As a business owner, there may be times when an employee may turn to you to ask for help, such as an advance in pay, in order to address a particular hardship. Of course you want to help, but lending money to an employee should only be considered after all other options are pursued. There are risks and rewards associated with helping an employee in times of need, many can be associated with being legally compliant, which we share here: “Employer Lending: Exposing Risks and Rewards”
There are other options that are available without becoming a lender – such as a 401(k) loan.
According to SBA.gov, “ If the employee has an account in your 401(k) and the plan allows loans, the business doesn’t have to become a lender. Instead, the employee can borrow up to 50% of his/her account balance (up to a maximum of $50,000). The plan must charge a reasonable rate of interest and repayment must be made in level payments over a period of no more than five years (there’s an exception to this repayment period for loans to buy homes). But caution the employee that if he or she leaves the job—voluntarily or otherwise—the loan must be repaid in full (usually within 30 or 60 days). The failure to do this results in having the outstanding balance treated as a taxable distribution; if the employee is under age 59-1/2, the distribution is taxable and subject to a 10% penalty. Find details about plan loans from the IRS”

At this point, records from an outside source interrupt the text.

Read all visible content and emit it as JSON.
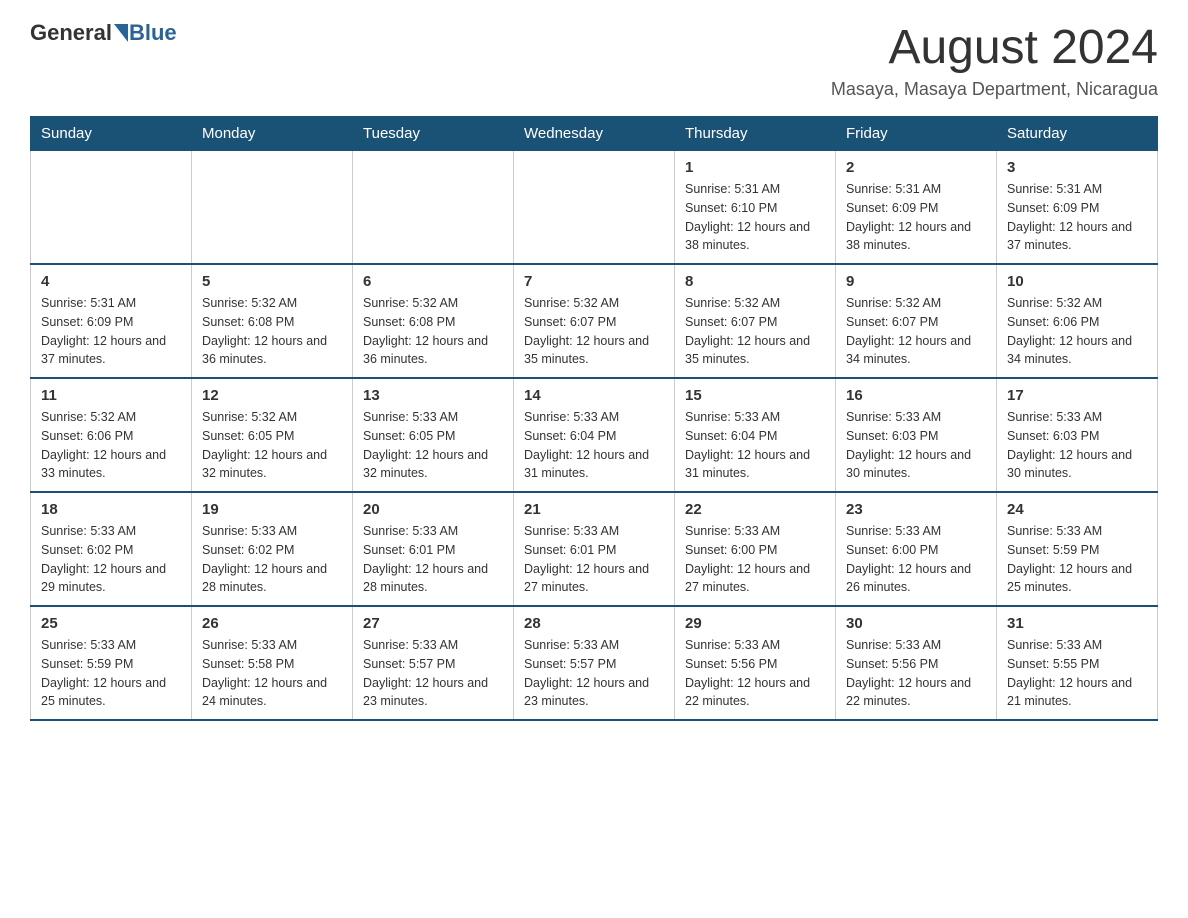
{
  "logo": {
    "general": "General",
    "blue": "Blue"
  },
  "title": "August 2024",
  "location": "Masaya, Masaya Department, Nicaragua",
  "headers": [
    "Sunday",
    "Monday",
    "Tuesday",
    "Wednesday",
    "Thursday",
    "Friday",
    "Saturday"
  ],
  "weeks": [
    [
      {
        "day": "",
        "info": ""
      },
      {
        "day": "",
        "info": ""
      },
      {
        "day": "",
        "info": ""
      },
      {
        "day": "",
        "info": ""
      },
      {
        "day": "1",
        "info": "Sunrise: 5:31 AM\nSunset: 6:10 PM\nDaylight: 12 hours and 38 minutes."
      },
      {
        "day": "2",
        "info": "Sunrise: 5:31 AM\nSunset: 6:09 PM\nDaylight: 12 hours and 38 minutes."
      },
      {
        "day": "3",
        "info": "Sunrise: 5:31 AM\nSunset: 6:09 PM\nDaylight: 12 hours and 37 minutes."
      }
    ],
    [
      {
        "day": "4",
        "info": "Sunrise: 5:31 AM\nSunset: 6:09 PM\nDaylight: 12 hours and 37 minutes."
      },
      {
        "day": "5",
        "info": "Sunrise: 5:32 AM\nSunset: 6:08 PM\nDaylight: 12 hours and 36 minutes."
      },
      {
        "day": "6",
        "info": "Sunrise: 5:32 AM\nSunset: 6:08 PM\nDaylight: 12 hours and 36 minutes."
      },
      {
        "day": "7",
        "info": "Sunrise: 5:32 AM\nSunset: 6:07 PM\nDaylight: 12 hours and 35 minutes."
      },
      {
        "day": "8",
        "info": "Sunrise: 5:32 AM\nSunset: 6:07 PM\nDaylight: 12 hours and 35 minutes."
      },
      {
        "day": "9",
        "info": "Sunrise: 5:32 AM\nSunset: 6:07 PM\nDaylight: 12 hours and 34 minutes."
      },
      {
        "day": "10",
        "info": "Sunrise: 5:32 AM\nSunset: 6:06 PM\nDaylight: 12 hours and 34 minutes."
      }
    ],
    [
      {
        "day": "11",
        "info": "Sunrise: 5:32 AM\nSunset: 6:06 PM\nDaylight: 12 hours and 33 minutes."
      },
      {
        "day": "12",
        "info": "Sunrise: 5:32 AM\nSunset: 6:05 PM\nDaylight: 12 hours and 32 minutes."
      },
      {
        "day": "13",
        "info": "Sunrise: 5:33 AM\nSunset: 6:05 PM\nDaylight: 12 hours and 32 minutes."
      },
      {
        "day": "14",
        "info": "Sunrise: 5:33 AM\nSunset: 6:04 PM\nDaylight: 12 hours and 31 minutes."
      },
      {
        "day": "15",
        "info": "Sunrise: 5:33 AM\nSunset: 6:04 PM\nDaylight: 12 hours and 31 minutes."
      },
      {
        "day": "16",
        "info": "Sunrise: 5:33 AM\nSunset: 6:03 PM\nDaylight: 12 hours and 30 minutes."
      },
      {
        "day": "17",
        "info": "Sunrise: 5:33 AM\nSunset: 6:03 PM\nDaylight: 12 hours and 30 minutes."
      }
    ],
    [
      {
        "day": "18",
        "info": "Sunrise: 5:33 AM\nSunset: 6:02 PM\nDaylight: 12 hours and 29 minutes."
      },
      {
        "day": "19",
        "info": "Sunrise: 5:33 AM\nSunset: 6:02 PM\nDaylight: 12 hours and 28 minutes."
      },
      {
        "day": "20",
        "info": "Sunrise: 5:33 AM\nSunset: 6:01 PM\nDaylight: 12 hours and 28 minutes."
      },
      {
        "day": "21",
        "info": "Sunrise: 5:33 AM\nSunset: 6:01 PM\nDaylight: 12 hours and 27 minutes."
      },
      {
        "day": "22",
        "info": "Sunrise: 5:33 AM\nSunset: 6:00 PM\nDaylight: 12 hours and 27 minutes."
      },
      {
        "day": "23",
        "info": "Sunrise: 5:33 AM\nSunset: 6:00 PM\nDaylight: 12 hours and 26 minutes."
      },
      {
        "day": "24",
        "info": "Sunrise: 5:33 AM\nSunset: 5:59 PM\nDaylight: 12 hours and 25 minutes."
      }
    ],
    [
      {
        "day": "25",
        "info": "Sunrise: 5:33 AM\nSunset: 5:59 PM\nDaylight: 12 hours and 25 minutes."
      },
      {
        "day": "26",
        "info": "Sunrise: 5:33 AM\nSunset: 5:58 PM\nDaylight: 12 hours and 24 minutes."
      },
      {
        "day": "27",
        "info": "Sunrise: 5:33 AM\nSunset: 5:57 PM\nDaylight: 12 hours and 23 minutes."
      },
      {
        "day": "28",
        "info": "Sunrise: 5:33 AM\nSunset: 5:57 PM\nDaylight: 12 hours and 23 minutes."
      },
      {
        "day": "29",
        "info": "Sunrise: 5:33 AM\nSunset: 5:56 PM\nDaylight: 12 hours and 22 minutes."
      },
      {
        "day": "30",
        "info": "Sunrise: 5:33 AM\nSunset: 5:56 PM\nDaylight: 12 hours and 22 minutes."
      },
      {
        "day": "31",
        "info": "Sunrise: 5:33 AM\nSunset: 5:55 PM\nDaylight: 12 hours and 21 minutes."
      }
    ]
  ]
}
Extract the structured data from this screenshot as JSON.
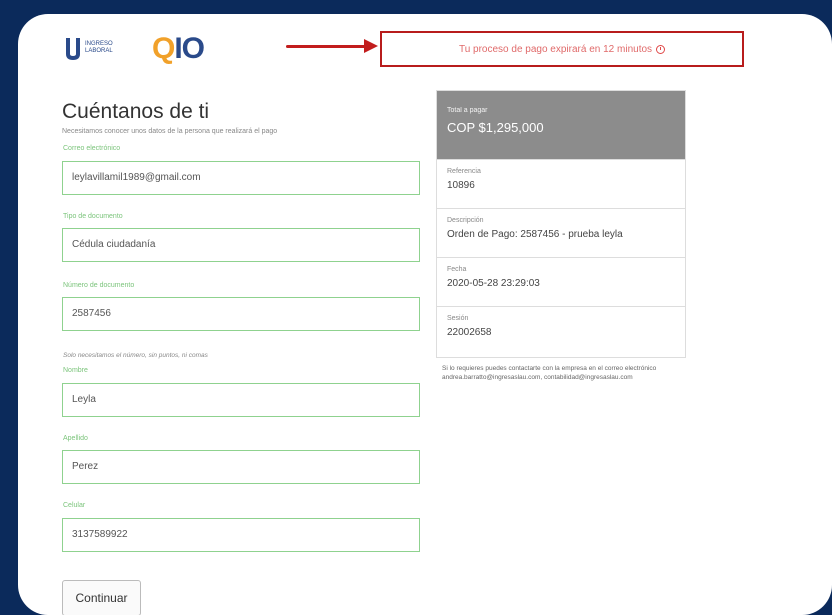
{
  "header": {
    "university_logo_text": "INGRESO LABORAL",
    "brand_logo_q": "Q",
    "brand_logo_rest": "IO",
    "timer_text": "Tu proceso de pago expirará en 12 minutos"
  },
  "form": {
    "title": "Cuéntanos de ti",
    "subtitle": "Necesitamos conocer unos datos de la persona que realizará el pago",
    "fields": [
      {
        "label": "Correo electrónico",
        "value": "leylavillamil1989@gmail.com"
      },
      {
        "label": "Tipo de documento",
        "value": "Cédula ciudadanía"
      },
      {
        "label": "Número de documento",
        "value": "2587456"
      },
      {
        "label": "Nombre",
        "value": "Leyla"
      },
      {
        "label": "Apellido",
        "value": "Perez"
      },
      {
        "label": "Celular",
        "value": "3137589922"
      }
    ],
    "document_hint": "Solo necesitamos el número, sin puntos, ni comas",
    "submit_label": "Continuar"
  },
  "summary": {
    "total_label": "Total a pagar",
    "total_value": "COP $1,295,000",
    "rows": [
      {
        "label": "Referencia",
        "value": "10896"
      },
      {
        "label": "Descripción",
        "value": "Orden de Pago: 2587456 - prueba leyla"
      },
      {
        "label": "Fecha",
        "value": "2020-05-28 23:29:03"
      },
      {
        "label": "Sesión",
        "value": "22002658"
      }
    ],
    "contact_text": "Si lo requieres puedes contactarte con la empresa en el correo electrónico andrea.barratto@ingresaslau.com, contabilidad@ingresaslau.com"
  },
  "colors": {
    "background": "#0b2a5b",
    "field_border": "#8fd28f",
    "alert_red": "#b81c1c",
    "summary_header": "#8c8c8c"
  }
}
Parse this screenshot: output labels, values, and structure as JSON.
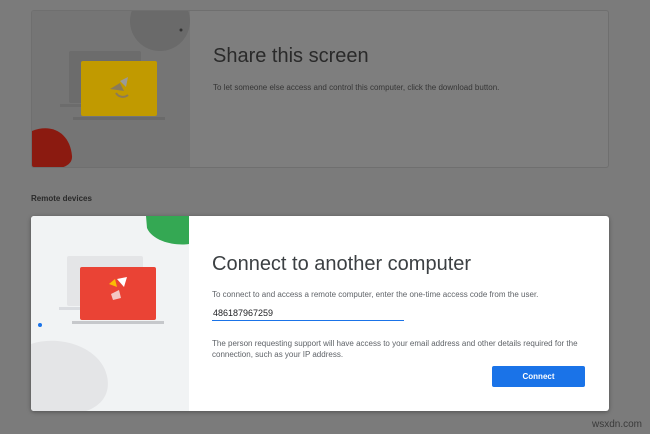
{
  "share": {
    "title": "Share this screen",
    "description": "To let someone else access and control this computer, click the download button.",
    "download_icon": "download-icon",
    "colors": {
      "laptop_screen": "#c19a00",
      "blob": "#8b1a10",
      "fab": "#1a4f8c"
    }
  },
  "section": {
    "label": "Remote devices"
  },
  "connect": {
    "title": "Connect to another computer",
    "description": "To connect to and access a remote computer, enter the one-time access code from the user.",
    "code_value": "486187967259",
    "privacy_note": "The person requesting support will have access to your email address and other details required for the connection, such as your IP address.",
    "button_label": "Connect",
    "colors": {
      "laptop_screen": "#ea4335",
      "blob": "#34a853",
      "accent": "#1a73e8"
    }
  },
  "watermark": "wsxdn.com"
}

All this sounds pretty good and reasonable, right? The Employee is able to obtain funds and address their financial hardship, and business risk is mitigated. Or so it seems…
The challenge that business owners need to be mindful of in regards to 401(k) loans to employees is in association with “pension leakage” for fiduciary liability. Pension leakage describes when assets intended to support the employee in retirement ‘leak’ out of tax-favored 401(k) plans prematurely.

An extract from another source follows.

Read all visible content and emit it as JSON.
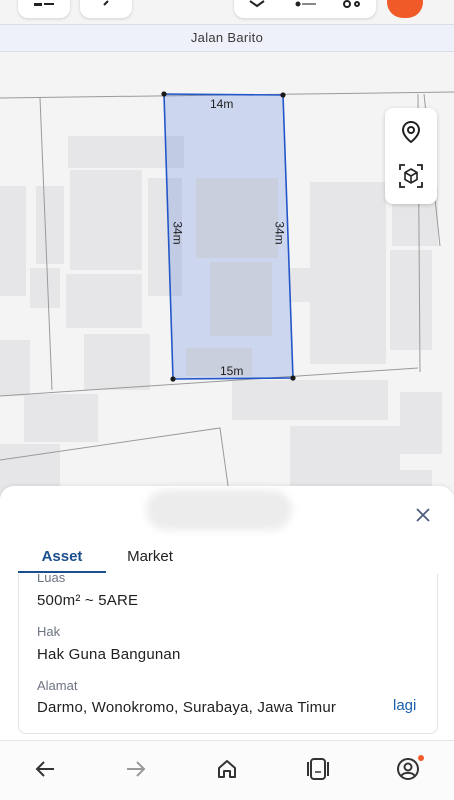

According to a Gallup poll, “The majority of non-retired investors in the United States say their employer offers a 401(k) plan, and of these 89% say they participate in it. Yet 21% of those who participate in such a plan say they have either taken out a 401(k) loan or even taken an early withdrawal from the plan in the last 5 years.”The bad news is that if gone unchecked, plan borrowing outgrows the plans original purpose, and the funds are not sufficient to accommodate the employee(s) when expected. Of course the ugly side is that there are there are potential legal and tax implications associated with a 401(K) loan in case it defaults.
But there are alternatives that can be considered, such as having a third-party available to manage loans when an employee needs some extra funding during a financial hardship.
A third-party can not only facilitate an employee loan program, but also have tools available to help the employee be better prepared in the future with financial education.